= WHAT YOU HAVE TO DO =
Lines with the word "title" in them must be copied from the records below.

+++ EXTRACTED MATERIAL

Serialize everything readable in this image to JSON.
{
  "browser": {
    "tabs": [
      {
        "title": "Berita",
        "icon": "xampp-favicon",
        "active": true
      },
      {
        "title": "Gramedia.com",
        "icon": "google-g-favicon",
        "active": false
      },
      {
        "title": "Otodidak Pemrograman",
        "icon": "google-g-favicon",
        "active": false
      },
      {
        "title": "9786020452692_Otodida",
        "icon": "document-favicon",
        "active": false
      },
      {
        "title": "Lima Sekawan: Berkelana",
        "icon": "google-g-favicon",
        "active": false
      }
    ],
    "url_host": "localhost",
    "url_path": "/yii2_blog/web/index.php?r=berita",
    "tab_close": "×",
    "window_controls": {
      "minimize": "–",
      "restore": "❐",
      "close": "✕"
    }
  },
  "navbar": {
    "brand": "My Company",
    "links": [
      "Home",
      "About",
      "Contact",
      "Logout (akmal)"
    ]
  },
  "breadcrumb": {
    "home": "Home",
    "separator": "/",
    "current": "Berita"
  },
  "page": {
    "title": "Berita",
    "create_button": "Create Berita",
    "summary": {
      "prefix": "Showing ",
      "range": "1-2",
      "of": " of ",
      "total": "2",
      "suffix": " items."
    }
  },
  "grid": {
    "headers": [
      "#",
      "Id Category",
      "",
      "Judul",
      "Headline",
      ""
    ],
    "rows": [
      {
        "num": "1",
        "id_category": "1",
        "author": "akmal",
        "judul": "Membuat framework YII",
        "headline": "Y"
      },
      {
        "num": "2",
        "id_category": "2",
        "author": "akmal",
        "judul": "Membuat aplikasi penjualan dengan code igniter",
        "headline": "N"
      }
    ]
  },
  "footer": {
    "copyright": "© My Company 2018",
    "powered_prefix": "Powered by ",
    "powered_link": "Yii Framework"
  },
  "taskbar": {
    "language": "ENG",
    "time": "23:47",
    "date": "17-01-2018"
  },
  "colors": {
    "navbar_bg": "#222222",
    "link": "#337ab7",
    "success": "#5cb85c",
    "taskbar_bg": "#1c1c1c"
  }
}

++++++

= PROBLEM SOLUTION =
        "title": "Berita",
        "title": "Gramedia.com",
        "title": "Otodidak Pemrograman",
        "title": "9786020452692_Otodida",
        "title": "Lima Sekawan: Berkelana",
    "title": "Berita",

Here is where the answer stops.